At a time when our nation is struggling to meet increased energy demands, it is clear that we must embrace the most effective energy-efficiency measures available for consumer products, including household appliances. The use of more energy-efficient appliances, specifically air conditioners and heat pumps, will significantly reduce energy consumption and cut utility costs for consumers, and improve air quality by reducing pollutant emissions from fossil-fueled electric power-generating facilities.

Goodman believes that the simplest method for reaching these three goals is to raise the minimum standard for air conditioners to a level of 13 SEER from the current level of 10.

Given the tremendous benefits associated with the 13 SEER standard, Goodman believes that the Department of Energy’s (DOE’s) decision to roll back the original standard of 13 SEER to a newly proposed standard of 12 lacks merit. In our opinion, the DOE appears to be basing its decision on several misconceptions surrounding the 13 SEER standard.

The first of these misconceptions is the claim by the DOE that not all manufacturers have the capability to produce the more efficient equipment, thus limiting consumer choice. In fact, 13-SEER technology has been available to both large and small manufacturers for approximately 15 years.

According to Air-Conditioning and Refrigeration Institute (ARI) data, virtually all manufacturers produce 13-SEER equipment today. In reality, the only difference between a 10-SEER unit, a 12-SEER unit, and a 13-SEER unit is a little more copper and aluminum. Given the fact that the units have equivalent technologies, we at Goodman run all of our equipment down the same assembly line.

Another Look at Cost

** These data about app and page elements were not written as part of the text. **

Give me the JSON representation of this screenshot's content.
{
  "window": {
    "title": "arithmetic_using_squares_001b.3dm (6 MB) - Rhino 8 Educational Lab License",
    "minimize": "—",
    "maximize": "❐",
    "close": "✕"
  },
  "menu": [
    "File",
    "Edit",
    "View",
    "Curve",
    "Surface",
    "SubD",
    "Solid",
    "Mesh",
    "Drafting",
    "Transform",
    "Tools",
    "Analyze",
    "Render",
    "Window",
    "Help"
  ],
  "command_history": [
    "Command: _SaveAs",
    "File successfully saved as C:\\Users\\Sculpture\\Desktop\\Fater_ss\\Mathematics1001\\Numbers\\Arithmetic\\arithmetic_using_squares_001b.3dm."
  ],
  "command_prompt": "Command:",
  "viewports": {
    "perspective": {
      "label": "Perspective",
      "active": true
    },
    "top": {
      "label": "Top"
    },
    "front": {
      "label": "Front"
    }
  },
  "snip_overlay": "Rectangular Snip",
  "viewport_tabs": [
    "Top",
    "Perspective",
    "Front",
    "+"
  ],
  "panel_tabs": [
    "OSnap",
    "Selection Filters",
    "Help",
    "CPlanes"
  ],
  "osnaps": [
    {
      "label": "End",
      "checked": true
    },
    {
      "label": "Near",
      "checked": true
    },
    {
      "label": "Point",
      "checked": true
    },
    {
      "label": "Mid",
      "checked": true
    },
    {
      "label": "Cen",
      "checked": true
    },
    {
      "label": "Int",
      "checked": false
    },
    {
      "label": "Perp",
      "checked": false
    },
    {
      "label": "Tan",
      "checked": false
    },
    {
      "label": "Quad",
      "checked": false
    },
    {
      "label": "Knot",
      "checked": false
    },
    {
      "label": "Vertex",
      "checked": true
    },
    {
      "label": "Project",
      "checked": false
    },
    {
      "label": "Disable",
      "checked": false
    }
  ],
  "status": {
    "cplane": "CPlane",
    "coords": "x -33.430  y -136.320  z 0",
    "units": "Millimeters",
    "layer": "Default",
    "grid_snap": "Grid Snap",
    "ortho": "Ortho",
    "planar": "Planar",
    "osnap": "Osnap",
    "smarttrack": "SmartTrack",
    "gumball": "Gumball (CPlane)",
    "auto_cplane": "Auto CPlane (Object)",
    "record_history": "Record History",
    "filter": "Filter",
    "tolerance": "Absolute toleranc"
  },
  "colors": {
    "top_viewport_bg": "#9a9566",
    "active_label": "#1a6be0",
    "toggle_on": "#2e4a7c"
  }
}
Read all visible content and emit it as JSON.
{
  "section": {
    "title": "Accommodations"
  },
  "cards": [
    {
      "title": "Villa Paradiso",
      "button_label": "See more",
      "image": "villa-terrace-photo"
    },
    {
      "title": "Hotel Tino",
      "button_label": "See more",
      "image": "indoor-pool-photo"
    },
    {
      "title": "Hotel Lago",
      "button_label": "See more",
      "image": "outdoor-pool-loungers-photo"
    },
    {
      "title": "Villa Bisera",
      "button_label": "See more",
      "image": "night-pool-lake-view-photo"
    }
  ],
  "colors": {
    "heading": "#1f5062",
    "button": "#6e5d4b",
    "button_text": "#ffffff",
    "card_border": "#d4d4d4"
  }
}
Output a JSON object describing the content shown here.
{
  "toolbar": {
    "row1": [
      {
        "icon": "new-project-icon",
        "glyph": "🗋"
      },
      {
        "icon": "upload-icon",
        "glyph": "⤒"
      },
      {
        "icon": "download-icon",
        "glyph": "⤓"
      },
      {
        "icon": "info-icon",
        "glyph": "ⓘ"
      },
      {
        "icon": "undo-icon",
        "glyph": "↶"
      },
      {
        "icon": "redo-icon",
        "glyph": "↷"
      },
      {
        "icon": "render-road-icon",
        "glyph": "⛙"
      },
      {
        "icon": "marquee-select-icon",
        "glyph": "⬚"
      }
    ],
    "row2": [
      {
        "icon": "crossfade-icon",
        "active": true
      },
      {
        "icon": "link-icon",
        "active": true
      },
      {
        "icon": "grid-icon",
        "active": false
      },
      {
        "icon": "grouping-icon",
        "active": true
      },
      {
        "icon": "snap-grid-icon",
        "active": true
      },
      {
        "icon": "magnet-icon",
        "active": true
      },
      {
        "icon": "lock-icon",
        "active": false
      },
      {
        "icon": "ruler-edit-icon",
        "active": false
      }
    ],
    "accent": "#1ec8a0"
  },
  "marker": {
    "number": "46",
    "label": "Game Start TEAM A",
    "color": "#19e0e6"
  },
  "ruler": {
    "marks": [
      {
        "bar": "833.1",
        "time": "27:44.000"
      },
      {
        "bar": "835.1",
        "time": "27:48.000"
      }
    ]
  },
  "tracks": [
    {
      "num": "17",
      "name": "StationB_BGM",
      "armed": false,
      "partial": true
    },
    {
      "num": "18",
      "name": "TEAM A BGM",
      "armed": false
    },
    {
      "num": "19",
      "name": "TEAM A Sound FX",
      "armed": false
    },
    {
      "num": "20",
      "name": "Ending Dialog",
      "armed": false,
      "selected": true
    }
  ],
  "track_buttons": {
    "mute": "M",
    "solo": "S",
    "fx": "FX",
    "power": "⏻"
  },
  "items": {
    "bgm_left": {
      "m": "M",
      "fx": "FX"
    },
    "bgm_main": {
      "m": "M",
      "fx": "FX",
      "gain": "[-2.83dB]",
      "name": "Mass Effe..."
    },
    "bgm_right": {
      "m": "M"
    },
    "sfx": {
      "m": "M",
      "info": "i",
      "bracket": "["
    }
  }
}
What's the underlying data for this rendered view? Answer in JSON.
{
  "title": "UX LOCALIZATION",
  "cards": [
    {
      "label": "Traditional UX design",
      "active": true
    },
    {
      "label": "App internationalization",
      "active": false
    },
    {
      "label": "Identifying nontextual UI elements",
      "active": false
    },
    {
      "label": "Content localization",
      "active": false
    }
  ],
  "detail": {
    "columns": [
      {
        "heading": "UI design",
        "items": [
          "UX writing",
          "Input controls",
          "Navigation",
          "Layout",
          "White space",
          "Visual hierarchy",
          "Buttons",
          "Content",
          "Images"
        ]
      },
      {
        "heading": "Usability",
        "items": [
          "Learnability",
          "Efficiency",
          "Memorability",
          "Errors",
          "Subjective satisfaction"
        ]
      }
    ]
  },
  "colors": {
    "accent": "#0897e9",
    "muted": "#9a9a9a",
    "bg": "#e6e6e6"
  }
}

A second misconception is that the 13 SEER standard would cost consumers substantially more money than the proposed 12 SEER standard. This is not true. According to the DOE, the average difference in cost between a 13- and a 12-SEER unit today is approximately $122. Since a 13-SEER unit is 8% more efficient than a 12-SEER unit, consumers will save more on their electric bills each month for the life of the unit. Thus, over an average life of a home cooling unit, the savings will easily cover the increase in cost between a 12- and a 13-SEER unit.

Moreover, Goodman is confident that with the implementation of a 13 SEER standard, the market will drive prices down and make the more efficient equipment more affordable for all consumers. How do we know this? From experience.

In 1992, when the government implemented the efficiency standard of 10 SEER, the cost of the 10-SEER a/c unit dropped dramatically across the nation. The reason for the change in price is simple. Once the standard is set, more sales of that type of unit occur and more volume is manufactured, thereby allowing the manufacturers to run their plants more efficiently and pass savings on to the consumer.

Some believe that the slight increase in cost would deter a consumer from purchasing a more efficient unit. However, we believe that when considering the purchase of a unit that is between $2,000 and $5,000 dollars, the difference in cost is negligible. In any case, the additional cost of the 13-SEER unit would only take 1.2 years longer to recoup than a 12-SEER unit, according to the DOE. After that time, the consumer will profit continuously from the more efficient 13-SEER unit.

Lower Income Families

In addition, critics of the 13 SEER standard have routinely expressed that the 13 SEER standard will negatively impact lower income families and the elderly. This too is a misconception. The Department of Justice issued a report stating that most low-income families with central air rent their homes. It is our assessment that they would benefit from the energy savings and lower electricity bills associated with a 13-SEER unit without bearing the actual up-front equipment costs. For those low-income families who must purchase a central air unit, the incremental cost of improved efficiency will be made up through lower utility bills.

Finally, in our opinion, Goodman has a marketing philosophy of selling in volume. The incremental cost to the manufacturer to produce a 13-SEER unit is only about $100, and we feel that the most efficient technology should be available to people of all income levels at an affordable price. However, some manufacturers may be seeking protection of higher profit margins on their more efficient equipment. A 13-SEER standard would force all manufacturers to be truly competitive and provide all consumers with the most-affordable energy-efficient technology for air conditioners that is available today.

In conclusion, we believe that there are actions Congress can and should take to address the unfortunate decision by the DOE to roll back the higher standard for central a/c and heat pump units to only a 20% increase in efficiency. In fact, the 13 SEER standard would be more consistent with the president’s effort to promote energy efficiency and conservation.

To provide longer-term solutions to meet our energy and environmental goals, we need a national energy policy that promotes energy efficiency, conservation, and new supply technologies. Goodman urges Congress to continue to focus attention on improving appliance efficiency standards for a/c and heating products.

John Goodman is president of Goodman Global Manufacturing, the second largest air conditioning, heating, and appliance manufacturer in the nation. Its name brands include Amana®, Goodman®, GmC®, and Janitrol.

Publication date: 08/20/2001